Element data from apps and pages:
________________

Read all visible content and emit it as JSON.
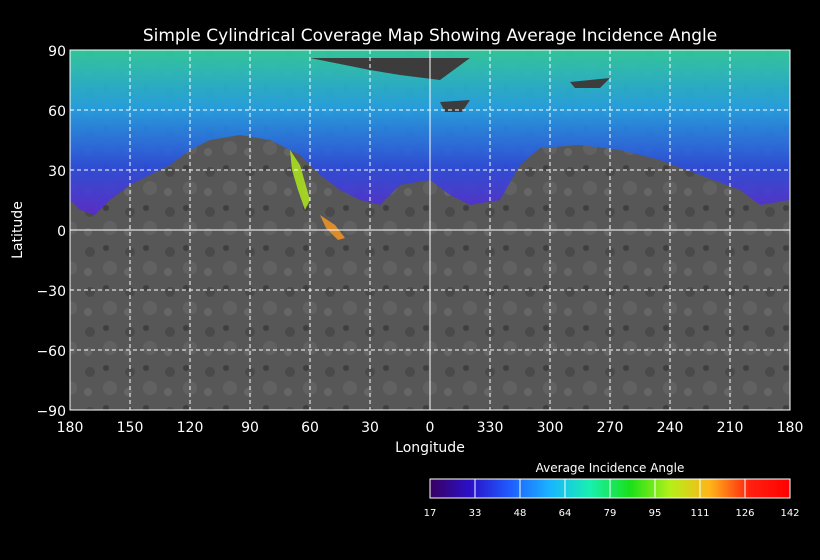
{
  "title": "Simple Cylindrical Coverage Map Showing Average Incidence Angle",
  "axes": {
    "x_label": "Longitude",
    "y_label": "Latitude",
    "x_ticks": [
      "180",
      "150",
      "120",
      "90",
      "60",
      "30",
      "0",
      "330",
      "300",
      "270",
      "240",
      "210",
      "180"
    ],
    "y_ticks": [
      "90",
      "60",
      "30",
      "0",
      "−30",
      "−60",
      "−90"
    ]
  },
  "colorbar": {
    "title": "Average Incidence Angle",
    "ticks": [
      "17",
      "33",
      "48",
      "64",
      "79",
      "95",
      "111",
      "126",
      "142"
    ],
    "colors": [
      "#3a0060",
      "#2a10c8",
      "#1f5cff",
      "#19b4ff",
      "#19f0b0",
      "#19e019",
      "#b4f019",
      "#ffb419",
      "#ff2010",
      "#ff0000"
    ]
  },
  "colors": {
    "background": "#000000",
    "basemap": "#565656",
    "grid": "#ffffff"
  }
}
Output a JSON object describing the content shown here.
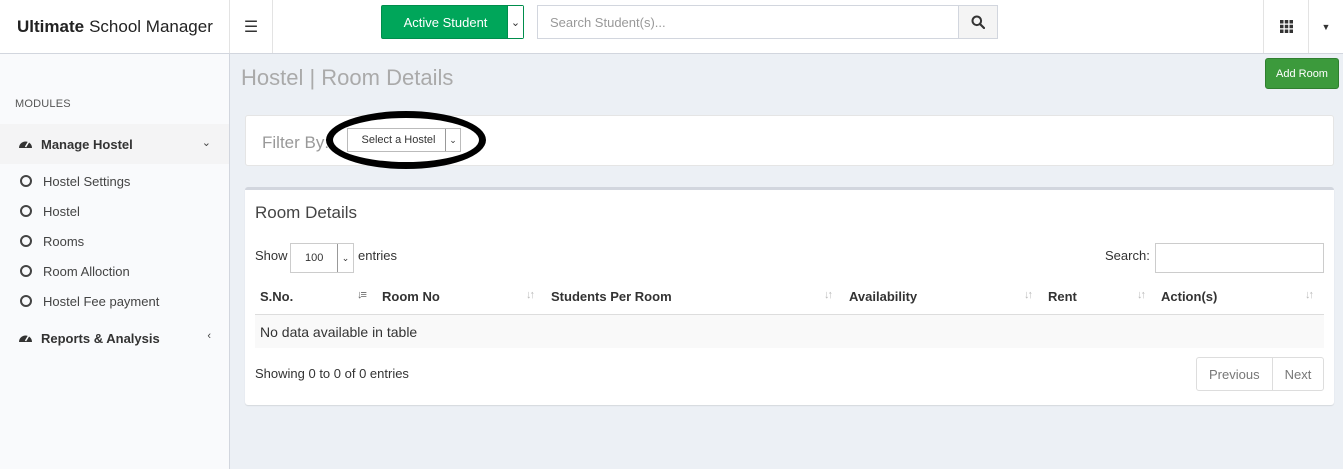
{
  "header": {
    "brand_bold": "Ultimate",
    "brand_rest": "School Manager",
    "student_status_selected": "Active Student",
    "search_placeholder": "Search Student(s)..."
  },
  "sidebar": {
    "section_label": "MODULES",
    "manage_hostel": "Manage Hostel",
    "sub_items": [
      "Hostel Settings",
      "Hostel",
      "Rooms",
      "Room Alloction",
      "Hostel Fee payment"
    ],
    "reports": "Reports & Analysis"
  },
  "page": {
    "title": "Hostel | Room Details",
    "add_button": "Add Room",
    "filter_label": "Filter By:",
    "hostel_select": "Select a Hostel"
  },
  "table_box": {
    "title": "Room Details",
    "show_label": "Show",
    "entries_value": "100",
    "entries_label": "entries",
    "search_label": "Search:",
    "columns": [
      "S.No.",
      "Room No",
      "Students Per Room",
      "Availability",
      "Rent",
      "Action(s)"
    ],
    "empty_message": "No data available in table",
    "info": "Showing 0 to 0 of 0 entries",
    "prev_label": "Previous",
    "next_label": "Next"
  },
  "colors": {
    "active_green": "#00a65a",
    "add_room_green": "#3c9a3c",
    "content_bg": "#ecf0f5"
  },
  "icons": [
    "menu-icon",
    "caret-down-icon",
    "search-icon",
    "apps-grid-icon",
    "dashboard-icon",
    "chevron-down-icon",
    "circle-icon",
    "chevron-left-icon",
    "sort-icon"
  ]
}
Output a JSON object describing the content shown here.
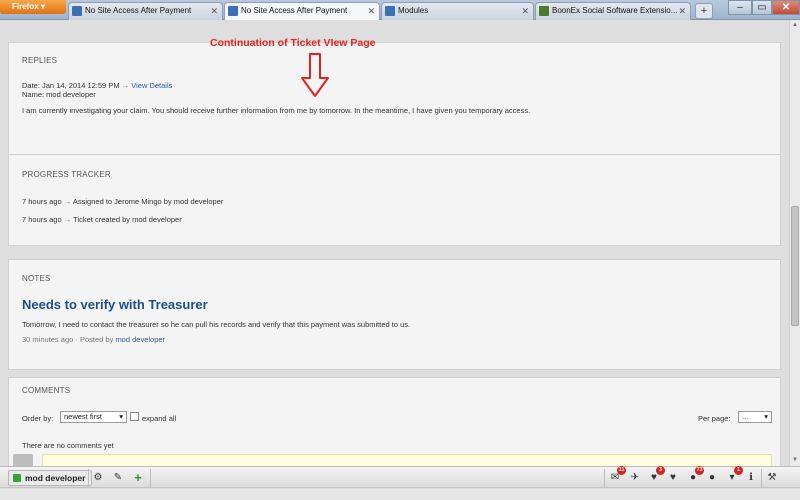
{
  "browser": {
    "menu_button": "Firefox",
    "tabs": [
      {
        "title": "No Site Access After Payment",
        "active": false,
        "favicon_color": "#3b6fb6"
      },
      {
        "title": "No Site Access After Payment",
        "active": true,
        "favicon_color": "#3b6fb6"
      },
      {
        "title": "Modules",
        "active": false,
        "favicon_color": "#3b6fb6"
      },
      {
        "title": "BoonEx Social Software Extensio...",
        "active": false,
        "favicon_color": "#4d7c2f"
      }
    ],
    "new_tab_icon": "+",
    "window_controls": {
      "minimize": "–",
      "restore": "▭",
      "close": "✕"
    }
  },
  "annotation": {
    "text": "Continuation of Ticket VIew Page",
    "color": "#e8211d"
  },
  "replies": {
    "title": "REPLIES",
    "date": "Date: Jan 14, 2014 12:59 PM",
    "arrow": "→",
    "view_details": "View Details",
    "name": "Name: mod developer",
    "message": "I am currently investigating your claim. You should receive further information from me by tomorrow. In the meantime, I have given you temporary access."
  },
  "progress": {
    "title": "PROGRESS TRACKER",
    "entries": [
      {
        "time": "7 hours ago",
        "arrow": "→",
        "text": "Assigned to Jerome Mingo by mod developer"
      },
      {
        "time": "7 hours ago",
        "arrow": "→",
        "text": "Ticket created by mod developer"
      }
    ]
  },
  "notes": {
    "title": "NOTES",
    "note_title": "Needs to verify with Treasurer",
    "body": "Tomorrow, I need to contact the treasurer so he can pull his records and verify that this payment was submitted to us.",
    "meta_time": "30 minutes ago",
    "meta_sep": "·",
    "meta_posted": "Posted by",
    "meta_author": "mod developer"
  },
  "comments": {
    "title": "COMMENTS",
    "order_label": "Order by:",
    "order_value": "newest first",
    "expand_all": "expand all",
    "per_page_label": "Per page:",
    "per_page_value": "...",
    "empty_text": "There are no comments yet"
  },
  "toolbar": {
    "user_name": "mod developer",
    "user_status_color": "#34a534",
    "left_icons": [
      "gear-icon",
      "edit-icon",
      "add-icon"
    ],
    "right_icons": [
      {
        "name": "mail-icon",
        "glyph": "✉",
        "badge": "11"
      },
      {
        "name": "twitter-icon",
        "glyph": "🐦",
        "badge": ""
      },
      {
        "name": "heart-icon",
        "glyph": "♥",
        "badge": "3"
      },
      {
        "name": "heart-outline-icon",
        "glyph": "♥",
        "badge": ""
      },
      {
        "name": "friends-icon",
        "glyph": "👥",
        "badge": "73"
      },
      {
        "name": "person-icon",
        "glyph": "👤",
        "badge": ""
      },
      {
        "name": "cart-icon",
        "glyph": "🛒",
        "badge": "1"
      },
      {
        "name": "info-icon",
        "glyph": "ℹ",
        "badge": ""
      },
      {
        "name": "wrench-icon",
        "glyph": "🔧",
        "badge": ""
      }
    ]
  }
}
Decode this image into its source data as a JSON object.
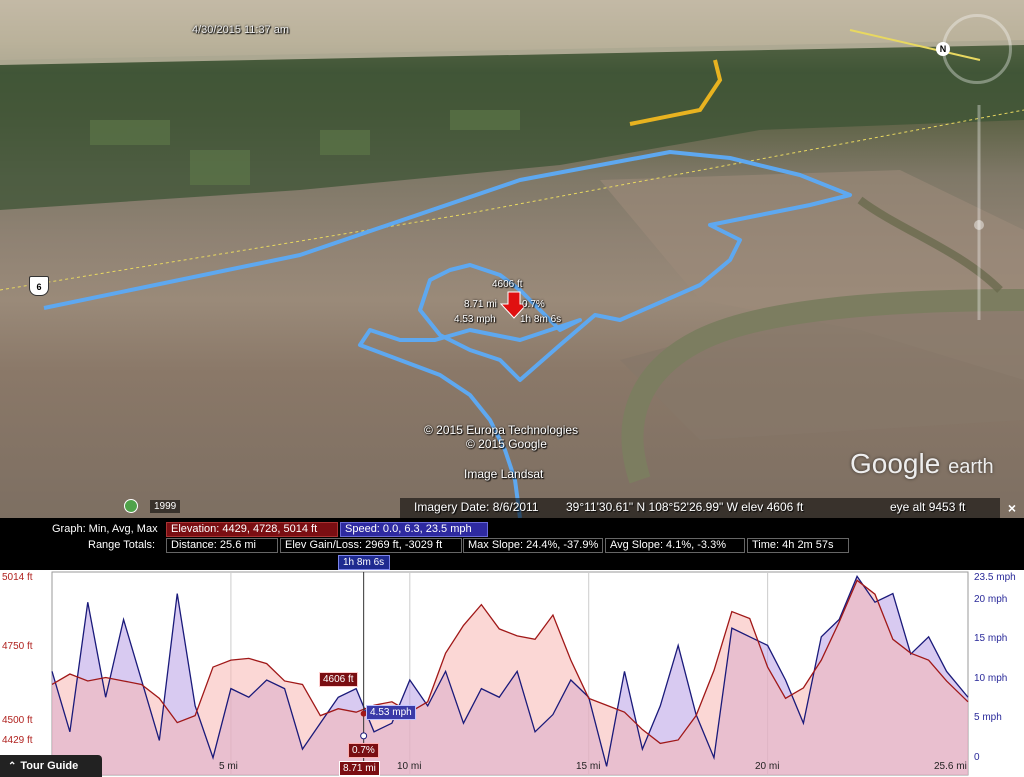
{
  "map": {
    "timestamp": "4/30/2015  11:37 am",
    "route_shield": "6",
    "cursor_tooltip": {
      "elevation": "4606 ft",
      "distance": "8.71 mi",
      "slope": "0.7%",
      "speed": "4.53 mph",
      "time": "1h 8m 6s"
    },
    "copyright": [
      "© 2015 Europa Technologies",
      "© 2015 Google",
      "Image Landsat"
    ],
    "brand_main": "Google",
    "brand_sub": "earth",
    "history_year": "1999",
    "status": {
      "imagery_date": "Imagery Date: 8/6/2011",
      "coordinates": "39°11'30.61\" N  108°52'26.99\" W  elev  4606 ft",
      "eye_alt": "eye alt   9453 ft"
    },
    "north_button": "N",
    "colors": {
      "track": "#5ea8f0",
      "road": "#e8b320",
      "marker": "#e01010"
    }
  },
  "panel": {
    "graph_label": "Graph: Min, Avg, Max",
    "range_label": "Range Totals:",
    "elevation_chip": "Elevation: 4429, 4728, 5014 ft",
    "speed_chip": "Speed: 0.0, 6.3, 23.5 mph",
    "distance_chip": "Distance: 25.6 mi",
    "gain_chip": "Elev Gain/Loss: 2969 ft, -3029 ft",
    "maxslope_chip": "Max Slope: 24.4%, -37.9%",
    "avgslope_chip": "Avg Slope: 4.1%, -3.3%",
    "time_chip": "Time: 4h 2m 57s",
    "time_marker": "1h 8m 6s",
    "close_label": "×",
    "tour_guide": "Tour Guide",
    "marker": {
      "elevation": "4606 ft",
      "speed": "4.53 mph",
      "slope": "0.7%",
      "distance": "8.71 mi"
    }
  },
  "chart_data": {
    "type": "area",
    "x_unit": "mi",
    "xlim": [
      0,
      25.6
    ],
    "x_ticks": [
      "5 mi",
      "10 mi",
      "15 mi",
      "20 mi",
      "25.6 mi"
    ],
    "y_left_ticks": [
      "5014 ft",
      "4750 ft",
      "4500 ft",
      "4429 ft"
    ],
    "y_left_lim": [
      4429,
      5014
    ],
    "y_right_ticks": [
      "23.5 mph",
      "20 mph",
      "15 mph",
      "10 mph",
      "5 mph",
      "0"
    ],
    "y_right_lim": [
      0,
      23.5
    ],
    "series": [
      {
        "name": "Elevation",
        "axis": "left",
        "color": "#a01818",
        "x": [
          0,
          0.5,
          1,
          1.5,
          2,
          2.5,
          3,
          3.5,
          4,
          4.5,
          5,
          5.5,
          6,
          6.5,
          7,
          7.5,
          8,
          8.5,
          9,
          9.5,
          10,
          10.5,
          11,
          11.5,
          12,
          12.5,
          13,
          13.5,
          14,
          14.5,
          15,
          15.5,
          16,
          16.5,
          17,
          17.5,
          18,
          18.5,
          19,
          19.5,
          20,
          20.5,
          21,
          21.5,
          22,
          22.5,
          23,
          23.5,
          24,
          24.5,
          25,
          25.6
        ],
        "values": [
          4690,
          4720,
          4700,
          4710,
          4700,
          4690,
          4650,
          4580,
          4600,
          4740,
          4760,
          4765,
          4750,
          4700,
          4690,
          4600,
          4620,
          4610,
          4630,
          4640,
          4610,
          4640,
          4780,
          4860,
          4920,
          4850,
          4830,
          4820,
          4890,
          4760,
          4650,
          4630,
          4610,
          4560,
          4520,
          4530,
          4600,
          4730,
          4900,
          4880,
          4740,
          4650,
          4680,
          4760,
          4870,
          4990,
          4950,
          4820,
          4780,
          4760,
          4700,
          4640
        ]
      },
      {
        "name": "Speed",
        "axis": "right",
        "color": "#1a1a7a",
        "x": [
          0,
          0.5,
          1,
          1.5,
          2,
          2.5,
          3,
          3.5,
          4,
          4.5,
          5,
          5.5,
          6,
          6.5,
          7,
          7.5,
          8,
          8.5,
          9,
          9.5,
          10,
          10.5,
          11,
          11.5,
          12,
          12.5,
          13,
          13.5,
          14,
          14.5,
          15,
          15.5,
          16,
          16.5,
          17,
          17.5,
          18,
          18.5,
          19,
          19.5,
          20,
          20.5,
          21,
          21.5,
          22,
          22.5,
          23,
          23.5,
          24,
          24.5,
          25,
          25.6
        ],
        "values": [
          12,
          5,
          20,
          9,
          18,
          11,
          4,
          21,
          8,
          2,
          10,
          9,
          11,
          10,
          3,
          6,
          9,
          10,
          5,
          6,
          11,
          8,
          12,
          6,
          10,
          9,
          12,
          5,
          7,
          11,
          9,
          1,
          12,
          3,
          8,
          15,
          7,
          2,
          17,
          16,
          15,
          11,
          6,
          16,
          18,
          23,
          20,
          21,
          14,
          16,
          12,
          9
        ]
      }
    ],
    "cursor": {
      "x": 8.71,
      "elevation": 4606,
      "speed": 4.53
    }
  }
}
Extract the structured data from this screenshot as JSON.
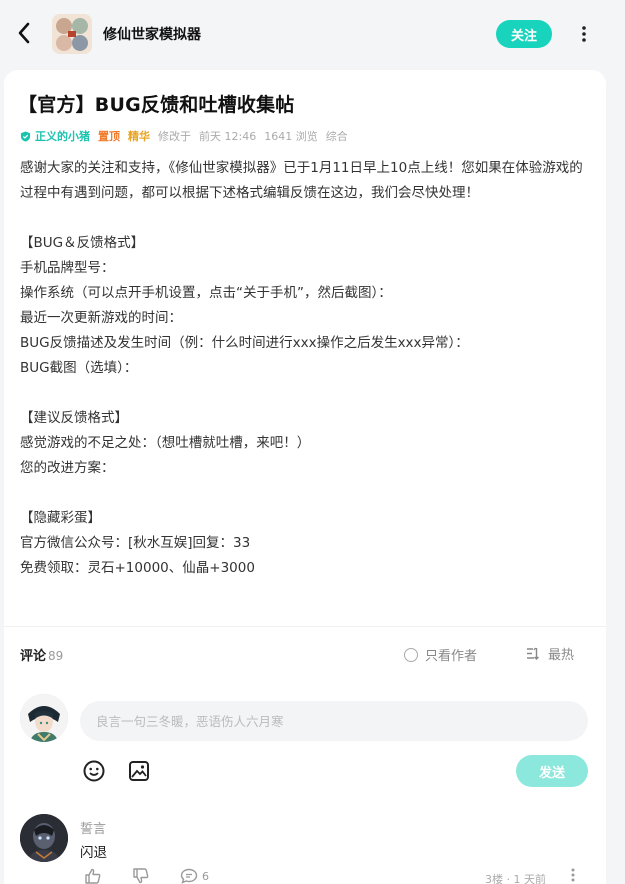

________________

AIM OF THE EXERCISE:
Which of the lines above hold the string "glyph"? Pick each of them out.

EXERCISE OUTPUT:
        "glyph": "✉",
        "glyph": "🐦",
        "glyph": "♥",
        "glyph": "♥",
        "glyph": "👥",
        "glyph": "👤",
        "glyph": "🛒",
        "glyph": "ℹ",
        "glyph": "🔧",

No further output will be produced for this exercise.